• TASK GOAL: Your output should be an exact copy of the records, with no pictures in it.

• INFORMATION SUPPLIED:
---------------

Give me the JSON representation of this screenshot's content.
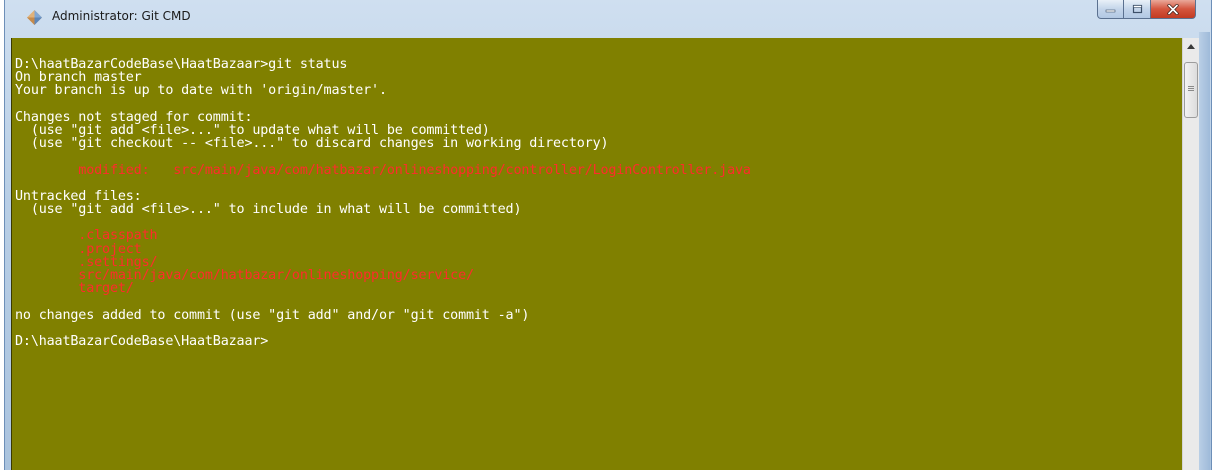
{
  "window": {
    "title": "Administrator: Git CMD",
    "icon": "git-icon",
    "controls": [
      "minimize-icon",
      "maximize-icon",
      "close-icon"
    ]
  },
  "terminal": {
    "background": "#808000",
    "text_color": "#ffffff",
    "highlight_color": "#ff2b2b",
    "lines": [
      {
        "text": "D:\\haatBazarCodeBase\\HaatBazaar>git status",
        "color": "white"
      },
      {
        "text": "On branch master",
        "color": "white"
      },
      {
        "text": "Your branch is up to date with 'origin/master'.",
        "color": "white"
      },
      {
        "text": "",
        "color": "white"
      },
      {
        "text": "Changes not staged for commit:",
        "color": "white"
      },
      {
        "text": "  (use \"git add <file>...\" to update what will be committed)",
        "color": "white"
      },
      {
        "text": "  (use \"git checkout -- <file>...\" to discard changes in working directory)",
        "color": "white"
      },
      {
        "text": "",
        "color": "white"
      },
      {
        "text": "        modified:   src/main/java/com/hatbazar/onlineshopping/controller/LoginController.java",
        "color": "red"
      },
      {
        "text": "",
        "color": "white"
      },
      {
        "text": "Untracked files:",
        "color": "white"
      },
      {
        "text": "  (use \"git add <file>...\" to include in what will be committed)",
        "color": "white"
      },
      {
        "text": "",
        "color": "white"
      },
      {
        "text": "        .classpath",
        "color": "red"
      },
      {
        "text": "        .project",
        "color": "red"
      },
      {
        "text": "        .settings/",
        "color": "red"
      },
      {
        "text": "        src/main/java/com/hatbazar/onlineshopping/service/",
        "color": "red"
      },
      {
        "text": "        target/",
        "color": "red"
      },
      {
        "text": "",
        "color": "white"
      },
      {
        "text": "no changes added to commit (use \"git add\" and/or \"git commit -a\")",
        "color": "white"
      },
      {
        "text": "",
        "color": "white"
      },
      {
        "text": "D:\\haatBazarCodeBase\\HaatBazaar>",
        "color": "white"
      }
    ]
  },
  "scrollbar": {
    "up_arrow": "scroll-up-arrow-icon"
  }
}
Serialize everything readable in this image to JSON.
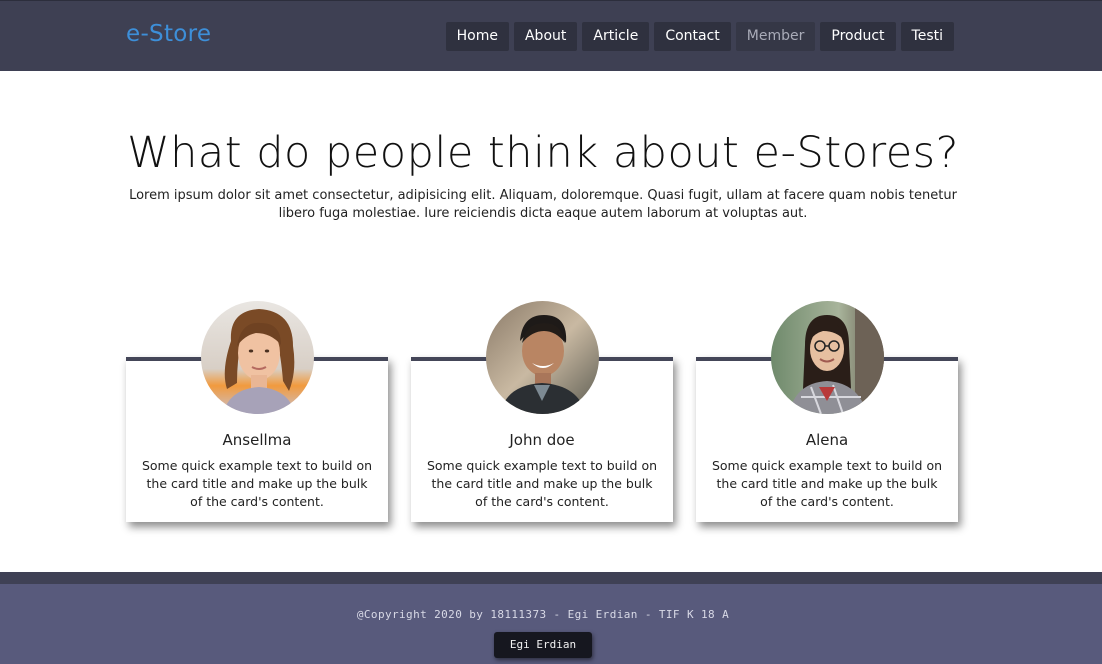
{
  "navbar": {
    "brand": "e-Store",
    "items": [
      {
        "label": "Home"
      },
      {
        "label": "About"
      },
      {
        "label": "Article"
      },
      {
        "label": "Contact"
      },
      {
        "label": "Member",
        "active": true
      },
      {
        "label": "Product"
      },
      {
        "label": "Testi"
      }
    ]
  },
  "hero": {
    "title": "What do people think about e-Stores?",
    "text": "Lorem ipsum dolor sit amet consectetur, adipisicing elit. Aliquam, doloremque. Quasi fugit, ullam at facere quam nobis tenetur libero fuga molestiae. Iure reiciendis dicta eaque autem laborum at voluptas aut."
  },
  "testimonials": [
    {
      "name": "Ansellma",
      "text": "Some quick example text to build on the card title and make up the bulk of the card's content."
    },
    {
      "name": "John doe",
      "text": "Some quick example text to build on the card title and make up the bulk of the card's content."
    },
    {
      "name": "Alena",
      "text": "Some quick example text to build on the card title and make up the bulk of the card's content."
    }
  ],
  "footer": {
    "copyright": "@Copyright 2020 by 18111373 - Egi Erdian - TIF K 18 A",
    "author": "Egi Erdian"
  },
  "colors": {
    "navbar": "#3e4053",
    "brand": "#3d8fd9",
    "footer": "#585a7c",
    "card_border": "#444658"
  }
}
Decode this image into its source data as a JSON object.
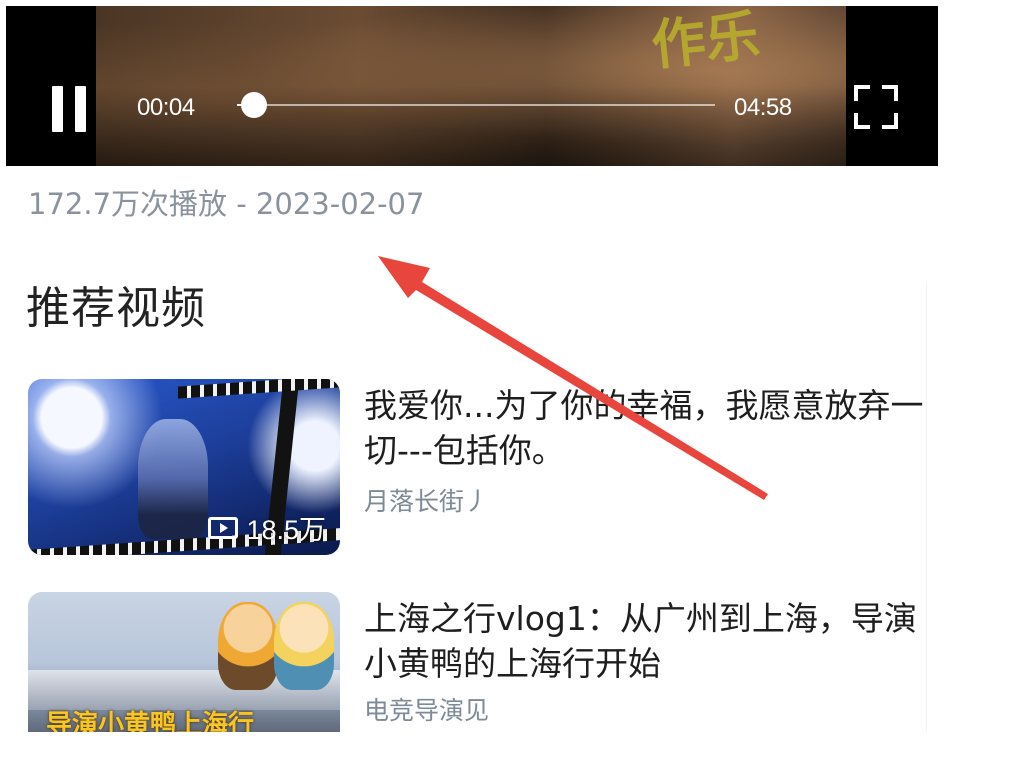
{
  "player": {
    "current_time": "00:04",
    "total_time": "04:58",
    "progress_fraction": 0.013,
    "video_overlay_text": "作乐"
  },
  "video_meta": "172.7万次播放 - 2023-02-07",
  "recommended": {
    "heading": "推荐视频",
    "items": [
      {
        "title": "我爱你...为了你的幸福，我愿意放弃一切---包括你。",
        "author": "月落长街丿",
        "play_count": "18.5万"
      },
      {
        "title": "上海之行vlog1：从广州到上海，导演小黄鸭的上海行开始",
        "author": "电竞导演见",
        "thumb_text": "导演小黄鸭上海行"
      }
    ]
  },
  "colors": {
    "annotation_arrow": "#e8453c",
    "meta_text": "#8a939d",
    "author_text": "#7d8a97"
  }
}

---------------

• TASK SOLUTION:
Give me the JSON representation of this screenshot's content.
{
  "window": {
    "title": "Administrator: Git CMD",
    "icon": "git-icon",
    "controls": [
      "minimize-icon",
      "maximize-icon",
      "close-icon"
    ]
  },
  "terminal": {
    "background": "#808000",
    "text_color": "#ffffff",
    "highlight_color": "#ff2b2b",
    "lines": [
      {
        "text": "D:\\haatBazarCodeBase\\HaatBazaar>git status",
        "color": "white"
      },
      {
        "text": "On branch master",
        "color": "white"
      },
      {
        "text": "Your branch is up to date with 'origin/master'.",
        "color": "white"
      },
      {
        "text": "",
        "color": "white"
      },
      {
        "text": "Changes not staged for commit:",
        "color": "white"
      },
      {
        "text": "  (use \"git add <file>...\" to update what will be committed)",
        "color": "white"
      },
      {
        "text": "  (use \"git checkout -- <file>...\" to discard changes in working directory)",
        "color": "white"
      },
      {
        "text": "",
        "color": "white"
      },
      {
        "text": "        modified:   src/main/java/com/hatbazar/onlineshopping/controller/LoginController.java",
        "color": "red"
      },
      {
        "text": "",
        "color": "white"
      },
      {
        "text": "Untracked files:",
        "color": "white"
      },
      {
        "text": "  (use \"git add <file>...\" to include in what will be committed)",
        "color": "white"
      },
      {
        "text": "",
        "color": "white"
      },
      {
        "text": "        .classpath",
        "color": "red"
      },
      {
        "text": "        .project",
        "color": "red"
      },
      {
        "text": "        .settings/",
        "color": "red"
      },
      {
        "text": "        src/main/java/com/hatbazar/onlineshopping/service/",
        "color": "red"
      },
      {
        "text": "        target/",
        "color": "red"
      },
      {
        "text": "",
        "color": "white"
      },
      {
        "text": "no changes added to commit (use \"git add\" and/or \"git commit -a\")",
        "color": "white"
      },
      {
        "text": "",
        "color": "white"
      },
      {
        "text": "D:\\haatBazarCodeBase\\HaatBazaar>",
        "color": "white"
      }
    ]
  },
  "scrollbar": {
    "up_arrow": "scroll-up-arrow-icon"
  }
}
Serialize everything readable in this image to JSON.
{
  "navbar": {
    "brand": "e-Store",
    "items": [
      {
        "label": "Home"
      },
      {
        "label": "About"
      },
      {
        "label": "Article"
      },
      {
        "label": "Contact"
      },
      {
        "label": "Member",
        "active": true
      },
      {
        "label": "Product"
      },
      {
        "label": "Testi"
      }
    ]
  },
  "hero": {
    "title": "What do people think about e-Stores?",
    "text": "Lorem ipsum dolor sit amet consectetur, adipisicing elit. Aliquam, doloremque. Quasi fugit, ullam at facere quam nobis tenetur libero fuga molestiae. Iure reiciendis dicta eaque autem laborum at voluptas aut."
  },
  "testimonials": [
    {
      "name": "Ansellma",
      "text": "Some quick example text to build on the card title and make up the bulk of the card's content."
    },
    {
      "name": "John doe",
      "text": "Some quick example text to build on the card title and make up the bulk of the card's content."
    },
    {
      "name": "Alena",
      "text": "Some quick example text to build on the card title and make up the bulk of the card's content."
    }
  ],
  "footer": {
    "copyright": "@Copyright 2020 by 18111373 - Egi Erdian - TIF K 18 A",
    "author": "Egi Erdian"
  },
  "colors": {
    "navbar": "#3e4053",
    "brand": "#3d8fd9",
    "footer": "#585a7c",
    "card_border": "#444658"
  }
}
Decode this image into its source data as a JSON object.
{
  "player": {
    "current_time": "00:04",
    "total_time": "04:58",
    "progress_fraction": 0.013,
    "video_overlay_text": "作乐"
  },
  "video_meta": "172.7万次播放 - 2023-02-07",
  "recommended": {
    "heading": "推荐视频",
    "items": [
      {
        "title": "我爱你...为了你的幸福，我愿意放弃一切---包括你。",
        "author": "月落长街丿",
        "play_count": "18.5万"
      },
      {
        "title": "上海之行vlog1：从广州到上海，导演小黄鸭的上海行开始",
        "author": "电竞导演见",
        "thumb_text": "导演小黄鸭上海行"
      }
    ]
  },
  "colors": {
    "annotation_arrow": "#e8453c",
    "meta_text": "#8a939d",
    "author_text": "#7d8a97"
  }
}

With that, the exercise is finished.